Don’t be surprised if you are a little sad or if your house seems strangely quiet after your foster Greyhound is gone. It is like parenting — the real statement of the good you have done happens after your charges “leave the nest.” Of course, you will have the wonderful memories and peace of mind that you have truly done something to help another creature, not to mention the limitless gratitude of a wonderful dog whose days might have been numbered if not for programs like ours.

Challenges in the Process: Who to Contact

We hope your foster process is smooth and carefree. We know, however, that challenges can sometime arise. Here are some contacts you may reach out to if necessary.

Your Foster Coordinator

Start with your foster coordinator first to see if they can assist with general challenges noted above in this manual.

Foster Committee Chair

Marlene Brown
404-578-4795

We prefer you contact the foster chair with any questions you might have with the fostering process, acclimating your foster Greyhound, or general questions about handling the adoption, etc. This is also your “first line of defense” if you are unsure who to call. To contact the foster chair, visit our Contact Us page and select Foster Inquiry.

Screening and Placement Co-Chairs

Eda Holt
678-209-4708

Suzanne Lipson
770-222-2235

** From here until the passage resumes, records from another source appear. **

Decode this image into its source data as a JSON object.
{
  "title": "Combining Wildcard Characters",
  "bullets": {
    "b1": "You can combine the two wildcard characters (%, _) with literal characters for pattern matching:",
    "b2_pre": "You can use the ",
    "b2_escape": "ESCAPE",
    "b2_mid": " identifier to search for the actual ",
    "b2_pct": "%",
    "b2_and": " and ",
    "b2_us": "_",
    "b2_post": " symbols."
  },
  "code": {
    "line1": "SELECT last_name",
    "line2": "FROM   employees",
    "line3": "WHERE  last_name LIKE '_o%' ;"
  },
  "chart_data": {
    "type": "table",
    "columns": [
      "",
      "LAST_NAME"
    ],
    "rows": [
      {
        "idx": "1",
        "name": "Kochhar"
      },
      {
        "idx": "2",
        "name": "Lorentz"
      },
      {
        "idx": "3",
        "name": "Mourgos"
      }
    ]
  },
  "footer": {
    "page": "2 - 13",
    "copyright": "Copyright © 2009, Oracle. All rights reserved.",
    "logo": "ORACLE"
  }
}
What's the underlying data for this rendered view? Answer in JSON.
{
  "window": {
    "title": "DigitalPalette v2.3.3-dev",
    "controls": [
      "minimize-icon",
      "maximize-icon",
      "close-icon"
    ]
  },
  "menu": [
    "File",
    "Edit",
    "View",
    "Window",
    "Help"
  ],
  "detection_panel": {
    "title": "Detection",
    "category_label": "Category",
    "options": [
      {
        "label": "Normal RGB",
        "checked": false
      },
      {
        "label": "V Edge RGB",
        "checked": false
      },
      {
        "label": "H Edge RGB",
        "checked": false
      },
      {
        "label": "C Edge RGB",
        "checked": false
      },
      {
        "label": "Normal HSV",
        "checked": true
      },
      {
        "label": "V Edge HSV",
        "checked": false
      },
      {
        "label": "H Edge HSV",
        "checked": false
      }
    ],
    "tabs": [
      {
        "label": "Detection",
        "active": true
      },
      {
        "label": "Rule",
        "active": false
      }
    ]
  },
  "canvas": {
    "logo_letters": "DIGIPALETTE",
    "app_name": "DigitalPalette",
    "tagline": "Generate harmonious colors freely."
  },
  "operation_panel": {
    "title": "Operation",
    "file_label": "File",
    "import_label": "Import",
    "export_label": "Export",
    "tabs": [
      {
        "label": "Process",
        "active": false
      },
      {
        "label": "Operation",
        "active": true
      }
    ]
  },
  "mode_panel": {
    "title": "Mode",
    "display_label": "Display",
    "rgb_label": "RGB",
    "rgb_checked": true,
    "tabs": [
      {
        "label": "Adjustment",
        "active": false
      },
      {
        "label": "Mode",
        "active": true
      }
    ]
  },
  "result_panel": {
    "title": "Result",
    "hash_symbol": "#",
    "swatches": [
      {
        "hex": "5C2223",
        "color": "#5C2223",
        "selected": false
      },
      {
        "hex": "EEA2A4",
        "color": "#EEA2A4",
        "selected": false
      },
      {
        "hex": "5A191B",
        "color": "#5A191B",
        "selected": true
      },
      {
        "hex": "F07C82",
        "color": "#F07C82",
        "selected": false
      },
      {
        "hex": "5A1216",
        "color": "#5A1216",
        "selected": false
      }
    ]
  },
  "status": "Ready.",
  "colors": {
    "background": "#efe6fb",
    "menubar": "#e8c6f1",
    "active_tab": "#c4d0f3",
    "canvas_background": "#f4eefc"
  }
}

We prefer that you contact Eda, Suzanne, and Marlene regarding any problems with the health of your foster Greyhound, such as advice on whether he needs to be seen by a vet, to obtain authorization to have the Greyhound seen at a clinic other than SEGA’s and to ask any questions about your prospective adopter(s) (including any “red flags” you may encounter while visiting with your prospective adopter). Visit our Contact Us page and select General Inquiry. To get medical attention for your foster hound, you must have an authorization from SEGA ahead of time.